Articulating the tacit dimension in artmaking

It is important for artists not only to acknowledge the often ‘tacit’ nature of what they do, but to attempt to articulate their practice to suit a variety of contexts. In the presentation I refer to Donald Schon’s ideas about reflective thinking and problem solving, and Guy Claxton’s different ‘ways of knowing’ within the context of intuitive practice.

There are a number of pressures for the contemporary artist at the interface between their public and private personas, where artists and makers are required to ‘legitimate’ their practice, and to be accountable in the development and outcomes of specific projects.
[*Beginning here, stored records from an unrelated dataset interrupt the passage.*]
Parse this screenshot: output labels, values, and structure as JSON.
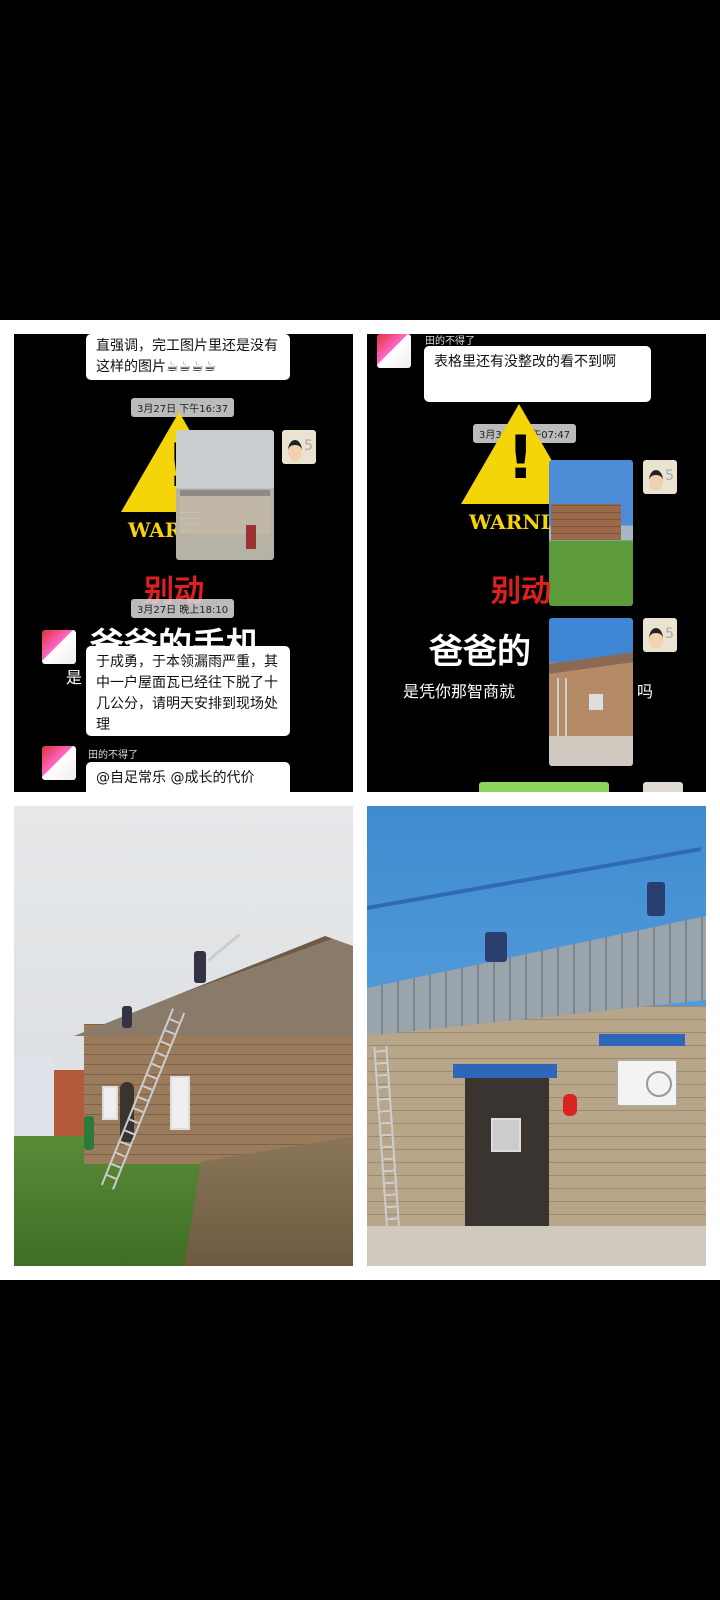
{
  "panel_tl": {
    "msg_top": "直强调，完工图片里还是没有这样的图片☕☕☕☕",
    "time1": "3月27日 下午16:37",
    "warning": "WARNING",
    "bie": "别动",
    "time2": "3月27日 晚上18:10",
    "baba": "爸爸的手机",
    "msg_mid": "于成勇，于本领漏雨严重，其中一户屋面瓦已经往下脱了十几公分，请明天安排到现场处理",
    "sender": "田的不得了",
    "msg_bottom": "@自足常乐 @成长的代价"
  },
  "panel_tr": {
    "sender": "田的不得了",
    "msg_top": "表格里还有没整改的看不到啊",
    "time1": "3月30日 上午07:47",
    "warning": "WARNI",
    "bie": "别动",
    "baba": "爸爸的",
    "sub": "是凭你那智商就",
    "sub_tail": "吗"
  },
  "icons": {
    "avatar_left": "avatar-icon",
    "avatar_right": "avatar-icon",
    "warning_triangle": "warning-icon"
  }
}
This is mirrored by the burgeoning of creative and practice-based MA and PhD routes in universities in which there is posited a close relationship between theory and practice, and where the practice is required to be explicated, not only to validate the creative self, but for a wider professional validation and critical acceptance across the whole spectrum of other academic disciplines. However, I think there is a deeper, more complex cultural level which might be affected by such ‘articulation’ and which should be seen as beneficial.
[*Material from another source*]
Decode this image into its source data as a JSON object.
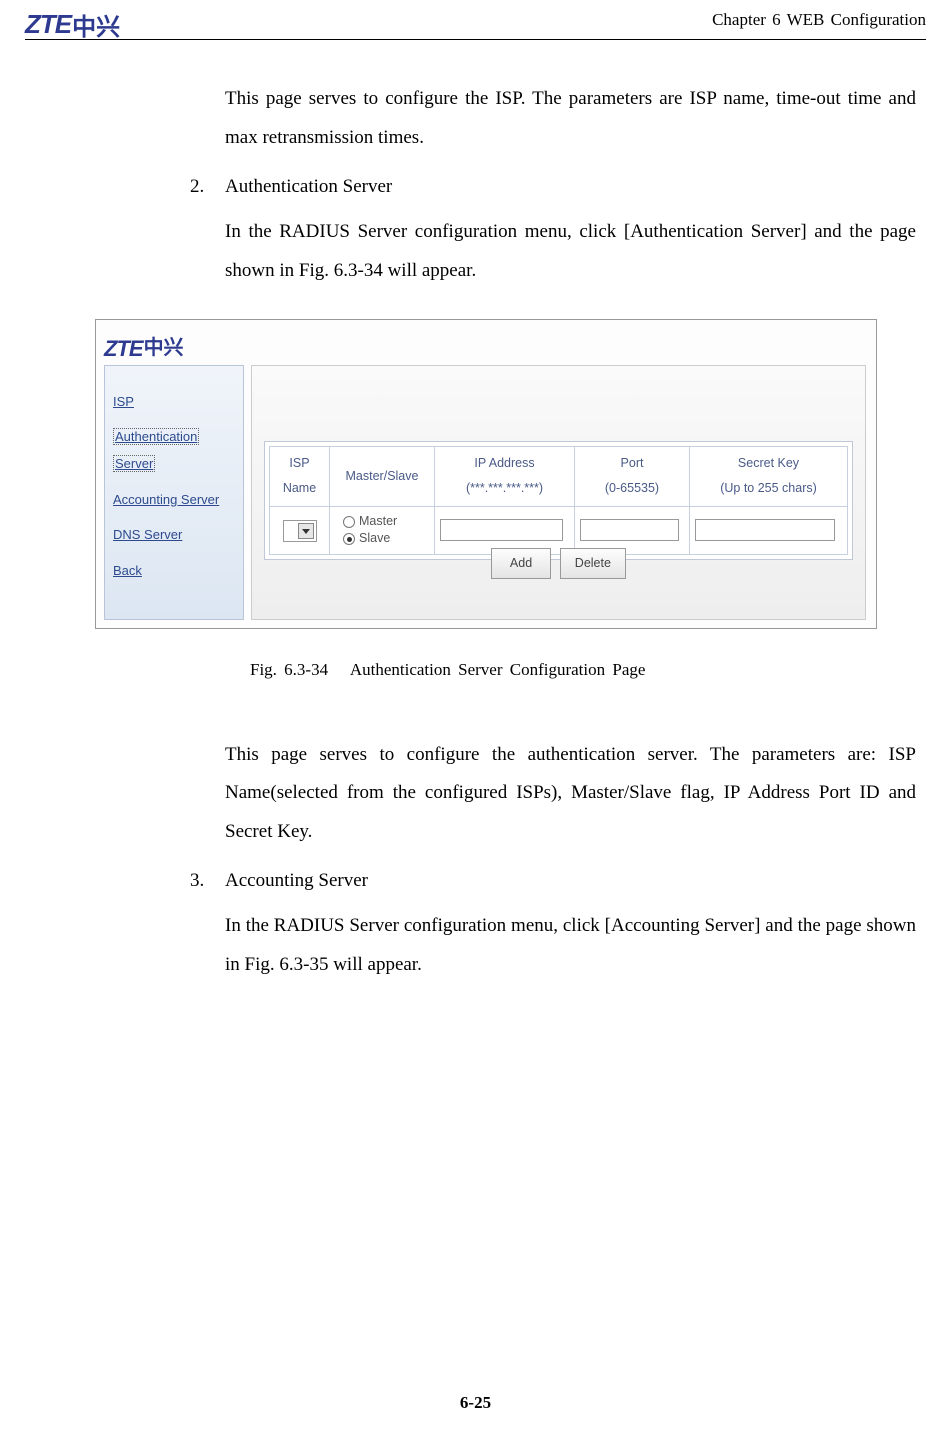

Developing knowledge about the complicated processes of making art must inevitably lead to a more enlightened grasp, understanding and encouragement of the artist in the contemporary climate. Thus, the common multiplicity of roles assumed by the artist (eg the artist as curator or teacher) should have greater acknowledgement and lead to an enhanced sense of the worth of art in our society. A more effective articulation of practice can enable the subsequent relationship between artist, artwork and viewer to become closer. The analysis of ‘tacit’ and often hidden artmaking processes and meanings should help to develop a more informed viewer. The question for us is not about the worth or value of articulating our practice but how can we achieve an ever increasing clarity of utterance?

Michael Jarvis is an artist, writer and lecturer. He works part time at Northumbria University, contributing to undergraduate and postgraduate programmes in teacher education and fine art. He is a consultant and researcher in primary and secondary schools.  Currently he is studying for a PhD at Lancaster University. The research is concerned with questions of visuality in the contemporary practice of painting. A provisional title is ‘How Painting imparts Sense to Vision.’ The research aims to analyse painting as a practice grounded in phenomenology, which attempts to identify the essential qualities of objects and to re-present them. A critical component of the study is to analyse how the painter makes and ‘performs’ a work and how the viewer in turn ‘performs’ the work during the active process of perception.